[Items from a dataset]
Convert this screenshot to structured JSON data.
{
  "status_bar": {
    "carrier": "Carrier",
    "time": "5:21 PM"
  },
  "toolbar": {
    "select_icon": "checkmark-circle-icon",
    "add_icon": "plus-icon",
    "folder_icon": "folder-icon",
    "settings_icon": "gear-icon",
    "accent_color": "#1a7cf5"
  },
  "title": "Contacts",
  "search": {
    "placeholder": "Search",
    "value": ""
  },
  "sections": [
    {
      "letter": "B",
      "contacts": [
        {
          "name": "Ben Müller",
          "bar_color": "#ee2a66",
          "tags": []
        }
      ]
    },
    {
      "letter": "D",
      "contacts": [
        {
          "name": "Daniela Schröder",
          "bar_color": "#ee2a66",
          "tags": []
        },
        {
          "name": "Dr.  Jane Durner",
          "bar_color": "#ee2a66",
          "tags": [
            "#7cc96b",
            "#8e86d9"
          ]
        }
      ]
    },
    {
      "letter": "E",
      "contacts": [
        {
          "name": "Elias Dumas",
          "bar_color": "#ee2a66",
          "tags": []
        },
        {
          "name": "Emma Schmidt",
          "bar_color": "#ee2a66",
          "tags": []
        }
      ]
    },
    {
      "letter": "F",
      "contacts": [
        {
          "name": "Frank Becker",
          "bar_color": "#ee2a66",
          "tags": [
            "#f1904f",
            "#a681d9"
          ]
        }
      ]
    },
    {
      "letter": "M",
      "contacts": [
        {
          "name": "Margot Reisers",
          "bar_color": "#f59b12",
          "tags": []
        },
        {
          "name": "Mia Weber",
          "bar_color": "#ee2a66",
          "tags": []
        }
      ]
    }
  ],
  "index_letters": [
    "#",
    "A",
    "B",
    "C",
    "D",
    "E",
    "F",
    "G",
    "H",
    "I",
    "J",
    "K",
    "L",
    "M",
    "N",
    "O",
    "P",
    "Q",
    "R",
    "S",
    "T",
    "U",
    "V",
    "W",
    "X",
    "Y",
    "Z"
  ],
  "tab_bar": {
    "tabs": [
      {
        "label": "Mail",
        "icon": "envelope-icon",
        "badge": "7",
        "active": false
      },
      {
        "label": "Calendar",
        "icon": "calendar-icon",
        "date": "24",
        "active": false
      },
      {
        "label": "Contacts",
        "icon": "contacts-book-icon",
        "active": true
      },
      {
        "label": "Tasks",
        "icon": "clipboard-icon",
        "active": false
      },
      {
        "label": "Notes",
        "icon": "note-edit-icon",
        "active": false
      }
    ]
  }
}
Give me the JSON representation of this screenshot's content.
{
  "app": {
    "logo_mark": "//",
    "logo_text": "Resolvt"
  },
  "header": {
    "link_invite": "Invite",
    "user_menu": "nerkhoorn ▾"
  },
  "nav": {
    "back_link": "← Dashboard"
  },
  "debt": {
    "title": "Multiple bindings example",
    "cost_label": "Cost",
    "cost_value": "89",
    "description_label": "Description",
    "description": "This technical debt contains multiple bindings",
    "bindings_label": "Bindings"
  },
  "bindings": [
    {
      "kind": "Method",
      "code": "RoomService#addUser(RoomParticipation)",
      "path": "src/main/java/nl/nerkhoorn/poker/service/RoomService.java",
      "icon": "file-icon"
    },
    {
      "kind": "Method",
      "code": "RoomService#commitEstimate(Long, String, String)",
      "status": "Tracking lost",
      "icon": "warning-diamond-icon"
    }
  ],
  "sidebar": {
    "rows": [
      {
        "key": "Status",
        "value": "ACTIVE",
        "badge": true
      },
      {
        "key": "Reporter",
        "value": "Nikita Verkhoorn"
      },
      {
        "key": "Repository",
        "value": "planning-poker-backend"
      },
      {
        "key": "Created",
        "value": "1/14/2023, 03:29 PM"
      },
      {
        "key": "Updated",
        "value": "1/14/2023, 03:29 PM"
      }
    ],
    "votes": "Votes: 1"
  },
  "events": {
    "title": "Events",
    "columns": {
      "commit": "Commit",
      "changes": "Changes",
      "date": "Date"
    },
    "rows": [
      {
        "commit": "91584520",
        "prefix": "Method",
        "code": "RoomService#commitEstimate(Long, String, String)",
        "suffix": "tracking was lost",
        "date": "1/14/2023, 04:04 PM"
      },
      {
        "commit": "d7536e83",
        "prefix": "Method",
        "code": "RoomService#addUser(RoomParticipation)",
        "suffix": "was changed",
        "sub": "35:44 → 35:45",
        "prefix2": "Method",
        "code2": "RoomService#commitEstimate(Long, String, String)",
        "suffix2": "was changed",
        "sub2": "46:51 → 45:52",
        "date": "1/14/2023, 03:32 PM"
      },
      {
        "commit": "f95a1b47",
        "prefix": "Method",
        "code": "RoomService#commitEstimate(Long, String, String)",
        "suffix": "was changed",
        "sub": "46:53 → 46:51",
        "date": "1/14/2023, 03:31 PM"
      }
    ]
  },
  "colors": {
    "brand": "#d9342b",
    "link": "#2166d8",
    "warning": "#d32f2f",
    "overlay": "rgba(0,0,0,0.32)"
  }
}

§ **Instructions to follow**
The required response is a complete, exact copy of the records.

§ **Answer**
Convert this screenshot to structured JSON data.
{
  "status_bar": {
    "carrier": "Carrier",
    "time": "5:21 PM"
  },
  "toolbar": {
    "select_icon": "checkmark-circle-icon",
    "add_icon": "plus-icon",
    "folder_icon": "folder-icon",
    "settings_icon": "gear-icon",
    "accent_color": "#1a7cf5"
  },
  "title": "Contacts",
  "search": {
    "placeholder": "Search",
    "value": ""
  },
  "sections": [
    {
      "letter": "B",
      "contacts": [
        {
          "name": "Ben Müller",
          "bar_color": "#ee2a66",
          "tags": []
        }
      ]
    },
    {
      "letter": "D",
      "contacts": [
        {
          "name": "Daniela Schröder",
          "bar_color": "#ee2a66",
          "tags": []
        },
        {
          "name": "Dr.  Jane Durner",
          "bar_color": "#ee2a66",
          "tags": [
            "#7cc96b",
            "#8e86d9"
          ]
        }
      ]
    },
    {
      "letter": "E",
      "contacts": [
        {
          "name": "Elias Dumas",
          "bar_color": "#ee2a66",
          "tags": []
        },
        {
          "name": "Emma Schmidt",
          "bar_color": "#ee2a66",
          "tags": []
        }
      ]
    },
    {
      "letter": "F",
      "contacts": [
        {
          "name": "Frank Becker",
          "bar_color": "#ee2a66",
          "tags": [
            "#f1904f",
            "#a681d9"
          ]
        }
      ]
    },
    {
      "letter": "M",
      "contacts": [
        {
          "name": "Margot Reisers",
          "bar_color": "#f59b12",
          "tags": []
        },
        {
          "name": "Mia Weber",
          "bar_color": "#ee2a66",
          "tags": []
        }
      ]
    }
  ],
  "index_letters": [
    "#",
    "A",
    "B",
    "C",
    "D",
    "E",
    "F",
    "G",
    "H",
    "I",
    "J",
    "K",
    "L",
    "M",
    "N",
    "O",
    "P",
    "Q",
    "R",
    "S",
    "T",
    "U",
    "V",
    "W",
    "X",
    "Y",
    "Z"
  ],
  "tab_bar": {
    "tabs": [
      {
        "label": "Mail",
        "icon": "envelope-icon",
        "badge": "7",
        "active": false
      },
      {
        "label": "Calendar",
        "icon": "calendar-icon",
        "date": "24",
        "active": false
      },
      {
        "label": "Contacts",
        "icon": "contacts-book-icon",
        "active": true
      },
      {
        "label": "Tasks",
        "icon": "clipboard-icon",
        "active": false
      },
      {
        "label": "Notes",
        "icon": "note-edit-icon",
        "active": false
      }
    ]
  }
}
Give me the JSON representation of this screenshot's content.
{
  "app": {
    "logo_mark": "//",
    "logo_text": "Resolvt"
  },
  "header": {
    "link_invite": "Invite",
    "user_menu": "nerkhoorn ▾"
  },
  "nav": {
    "back_link": "← Dashboard"
  },
  "debt": {
    "title": "Multiple bindings example",
    "cost_label": "Cost",
    "cost_value": "89",
    "description_label": "Description",
    "description": "This technical debt contains multiple bindings",
    "bindings_label": "Bindings"
  },
  "bindings": [
    {
      "kind": "Method",
      "code": "RoomService#addUser(RoomParticipation)",
      "path": "src/main/java/nl/nerkhoorn/poker/service/RoomService.java",
      "icon": "file-icon"
    },
    {
      "kind": "Method",
      "code": "RoomService#commitEstimate(Long, String, String)",
      "status": "Tracking lost",
      "icon": "warning-diamond-icon"
    }
  ],
  "sidebar": {
    "rows": [
      {
        "key": "Status",
        "value": "ACTIVE",
        "badge": true
      },
      {
        "key": "Reporter",
        "value": "Nikita Verkhoorn"
      },
      {
        "key": "Repository",
        "value": "planning-poker-backend"
      },
      {
        "key": "Created",
        "value": "1/14/2023, 03:29 PM"
      },
      {
        "key": "Updated",
        "value": "1/14/2023, 03:29 PM"
      }
    ],
    "votes": "Votes: 1"
  },
  "events": {
    "title": "Events",
    "columns": {
      "commit": "Commit",
      "changes": "Changes",
      "date": "Date"
    },
    "rows": [
      {
        "commit": "91584520",
        "prefix": "Method",
        "code": "RoomService#commitEstimate(Long, String, String)",
        "suffix": "tracking was lost",
        "date": "1/14/2023, 04:04 PM"
      },
      {
        "commit": "d7536e83",
        "prefix": "Method",
        "code": "RoomService#addUser(RoomParticipation)",
        "suffix": "was changed",
        "sub": "35:44 → 35:45",
        "prefix2": "Method",
        "code2": "RoomService#commitEstimate(Long, String, String)",
        "suffix2": "was changed",
        "sub2": "46:51 → 45:52",
        "date": "1/14/2023, 03:32 PM"
      },
      {
        "commit": "f95a1b47",
        "prefix": "Method",
        "code": "RoomService#commitEstimate(Long, String, String)",
        "suffix": "was changed",
        "sub": "46:53 → 46:51",
        "date": "1/14/2023, 03:31 PM"
      }
    ]
  },
  "colors": {
    "brand": "#d9342b",
    "link": "#2166d8",
    "warning": "#d32f2f",
    "overlay": "rgba(0,0,0,0.32)"
  }
}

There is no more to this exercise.